Wednesday, April 22, 2009 – Thursday, April 23, 2009 • Le Royal Meridien King Edward, Toronto, Ontario (Right before B-day!)
Aggression & the brain By The Agenda with Steve Paikin, for TVO
Jordan B. Peterson
|Courses taught||PSY230 Personality and Its Transformations |
PSY334 Maps of Meaning: The Architecture of Belief
PSY430 Personality Seminar
1. What is your main area of research?
I am investigating the role of self-deception in maintaining rigid and dysfunctional belief systems. I am interested in the role of belief systems in emotional regulation, and in the narrative structure of identity. I have spent a substantial amount of time learning to understand the grammatical structure of stories, and the meaning of myths, in an attempt to clarify the nature of belief.

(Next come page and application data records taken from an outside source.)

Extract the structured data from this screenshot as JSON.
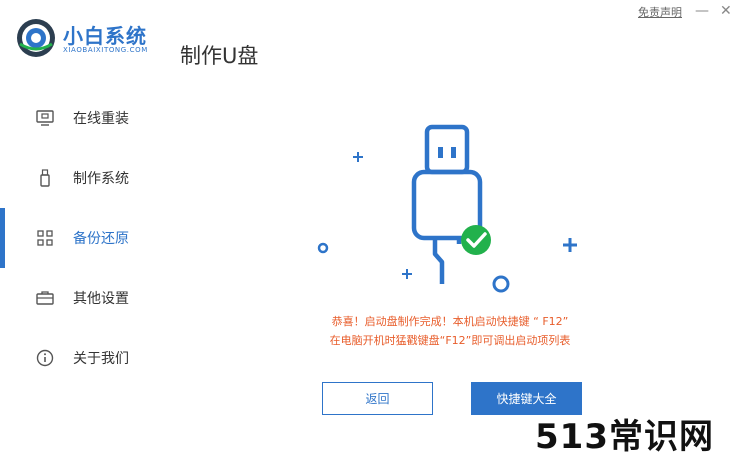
{
  "brand": {
    "name": "小白系统",
    "sub": "XIAOBAIXITONG.COM"
  },
  "page_title": "制作U盘",
  "header": {
    "disclaimer": "免责声明",
    "minimize_glyph": "—",
    "close_glyph": "✕"
  },
  "sidebar": {
    "items": [
      {
        "label": "在线重装",
        "icon": "monitor-icon",
        "active": false
      },
      {
        "label": "制作系统",
        "icon": "usb-drive-icon",
        "active": false
      },
      {
        "label": "备份还原",
        "icon": "grid-icon",
        "active": true
      },
      {
        "label": "其他设置",
        "icon": "briefcase-icon",
        "active": false
      },
      {
        "label": "关于我们",
        "icon": "info-icon",
        "active": false
      }
    ]
  },
  "main": {
    "message_line1": "恭喜！启动盘制作完成！本机启动快捷键 “ F12”",
    "message_line2": "在电脑开机时猛戳键盘“F12”即可调出启动项列表",
    "back_button": "返回",
    "hotkeys_button": "快捷键大全"
  },
  "watermark": "513常识网",
  "colors": {
    "accent": "#2e74c9",
    "success": "#22b14c",
    "message": "#e85d2b"
  }
}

I have also completed a substantial amount of research in the field of motivation, particularly motivation for aggression, drug use and alcoholism.
2. What attracted you to this line of research?
Curiosity and the desire to solve big problems.
3. What is the best and worst thing about teaching psychology at UofT?
It is a privilege to teach. My students are great. There is no worst thing. There are so few jobs with more opportunities than mine that it is disgraceful to complain.
4. What piece of advice do you have for students who take your courses?
Don’t underestimate the danger of an idea.
5. Can you tell us something about you that most students would find surprising?
I’ve been a beekeeper, a bartender, a dishwasher, a part-time artist, a trapper, a short-order cook (twice), a railway worker in northern Saskatchewan (I drove in spikes 13 hours a day), a groundskeeper (twice – but I was fired both times), a filling station attendant, a factory line worker, a full-time consultant for the Alberta government, an industrial psychologist, a think-tank member, a corporate vice-president, a Harvard professor, a board member for the Literary Review of Canada and for the Grande Prairie Regional College, an author, a scientist, a volunteer in a maximum security prison, and a clinical psychologist.
My sister baby-sits baby gorillas and smuggled trucks across the Sahara desert from France to Niger until the Tuareg tribemen made it too dangerous.
My brother-in-law is a redneck rancher who owns 500 buffalo in the foothills in Northern Alberta.
I completed three loops and a stall in an experimental stunt prop plane half an hour after learning to fly.
My grandmother cut and split a pile of logs three time as long as her log cabin and twice as wide every fall so her family had heat in the winter.
I was in northern Saskatchewan once when it was so cold that the transmission oil in our new Chrysler congealed, our tires froze flat on the bottom, the car doors wouldn’t shut again once we had opened them, and the house filled up with fog whenever you opened a window.
I helped my daughter learn how to enjoy eating hot peppers when she was only three.
I have eaten venison, moosemeat, elk, bison, wild rabbit, squirrel, raccoon, alligator, lynx and bear (once for Thanksgiving) – all with my father, who owns more than three hundred pistols and rifles.
Life is great.